Francis Barker M-88 y M-73, of the English army, with tritium, more than 250 euros. It is a very precise compass, but be careful to hold it horizontally, you can't see whether it is horizontal like in most other compasses. Keeping it horizontal is important because it seems that the scale reading changes one or two degrees with some inclination of the compass. I tried it in Holland, but it still has to be seen how it is in the mountains, when signs of horizontality are absent. Well, in the mean time I have concluded that its readings are quite sensitive to inclination of the compass. I have glued a fishing line in the cover with two beads and a piece of solder as weights. You can see them in the photograph. This is a lot better! Now I can hold the compass perfectly horizontal. It also suffers from static electricity: sometimes the dial sticks to the bottom of the capsule and you have to tap it with a finger to loosen the dial or throw water over it. It is one of the slowest compasses to stop oscillating (11 - 12 seconds after a 45º deviation).
Brunton Eclipse, with mirror, is a special type. You will have to take off your gloves to use it.
When you use a conventional protractor, that is, with degrees, buy a compass with degrees; for some models there are variants with a mils scale (or even "grads", where a circle is divided into 400, mainly a French invention). Remember that we are talking about compasses for precision work, you can always (I do) carry a second small compass which is more rapid to use during the march, for example, a wrist compass.
The following graph shows the error margin of some compasses. The error margin has been defined as two standard deviations of 49 measures at 7 places in the Netherlands, so that 95 % of the measurements fall inside the indicated interval. All measurements were made sitting on the ground, knees drawn up and elbows on the knees, for a stable position.
The US army compass measurements were done with mils, then converted to degrees; using degrees would be much less accurate. The Barker and Recta may be expected to be less precise in mountainous areas.
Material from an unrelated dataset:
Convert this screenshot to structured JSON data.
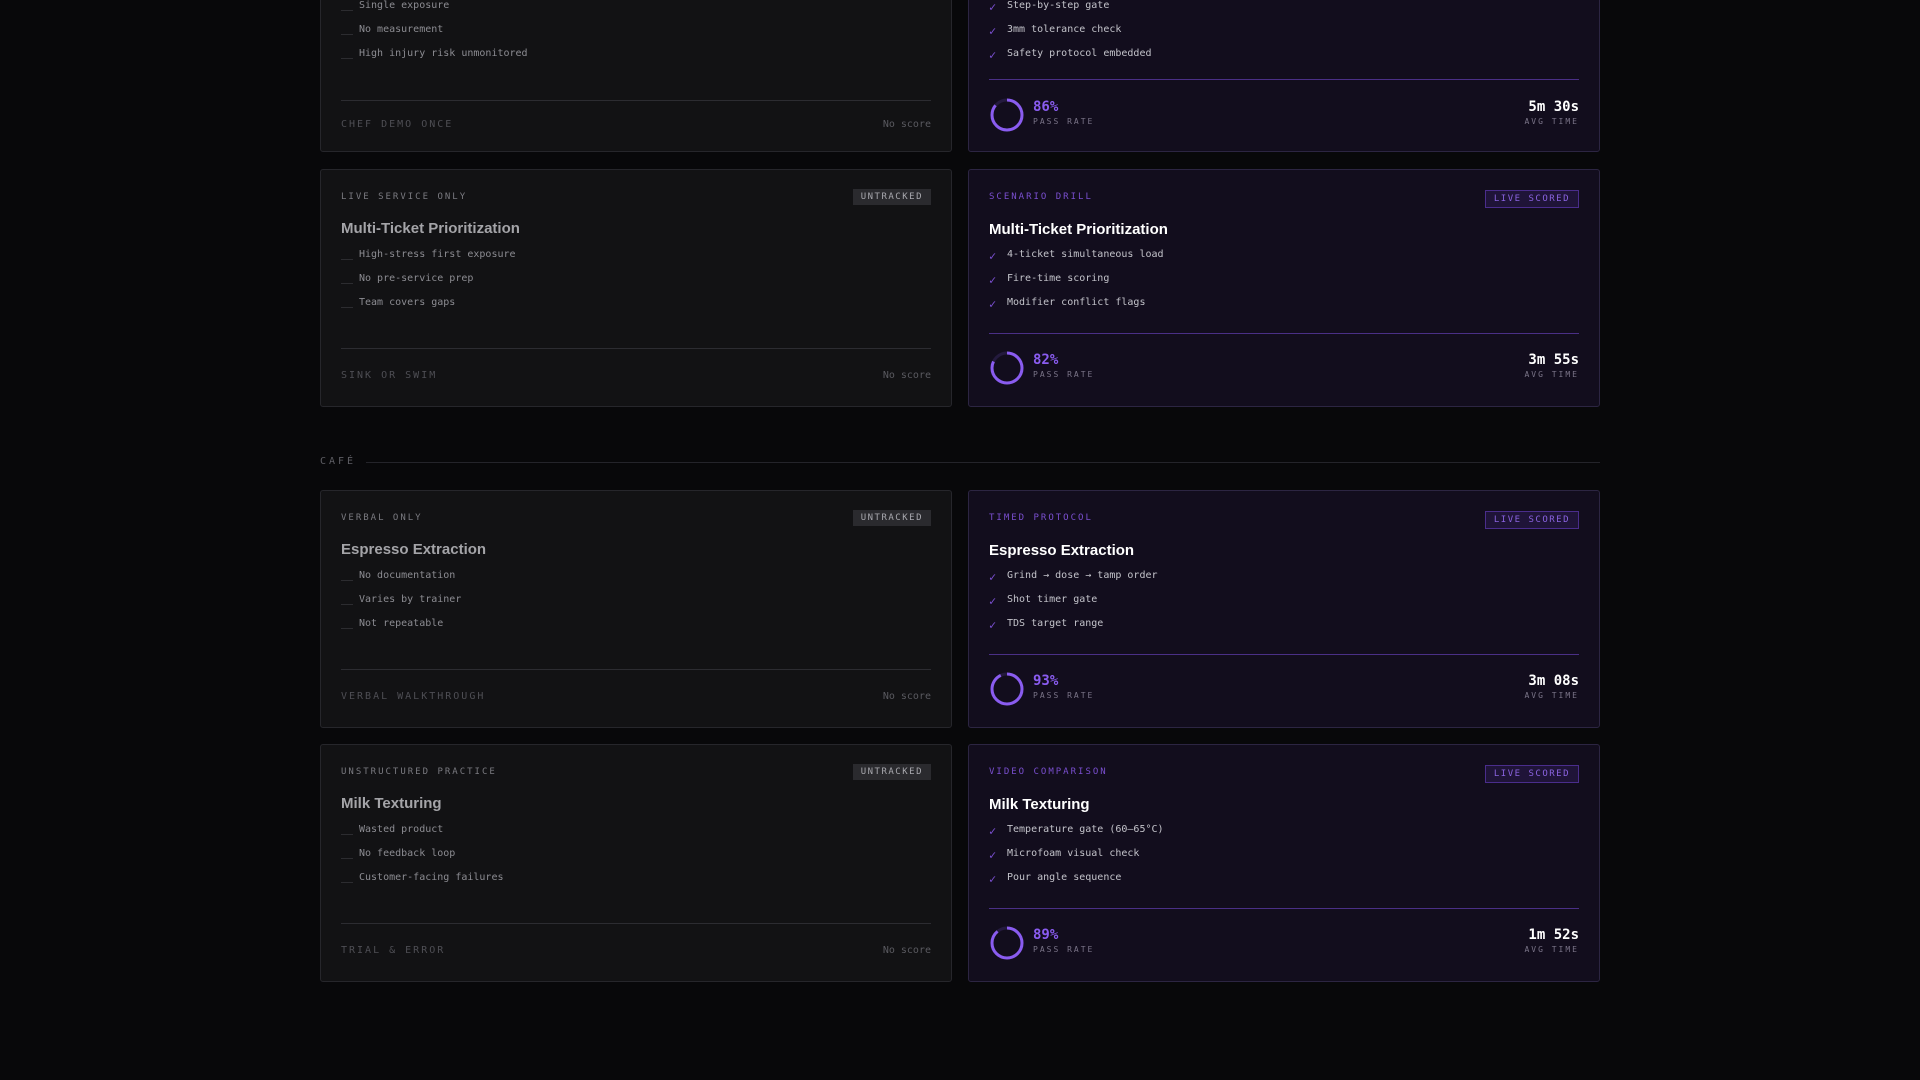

Another thing is the average error of a specific compass, we would have to measure several exemplars to judge the type of compass. A big average error of one single compass may indicate inaccuracies in production, a small average error does not indicate an accurate production. I had to measure the average error of each compass in order to be able to correct for it. I put a sticker somewhere on the compass with the correction to apply, e.g. "add 0.4º".
|Cammenga US Army||€ 48|
|Suunto KB-14||€ 118|
|Suunto KB-20||€ 64|
|K&R Meridian Pro||€ 128|
|Brunton Pro 8099 Eclipse||$ 63|
|Silva Expedition 54||€ 79|
|Recta DP-10||€ 99|
|Silva 80L||€ 109|
|Barker M-88||€ 285|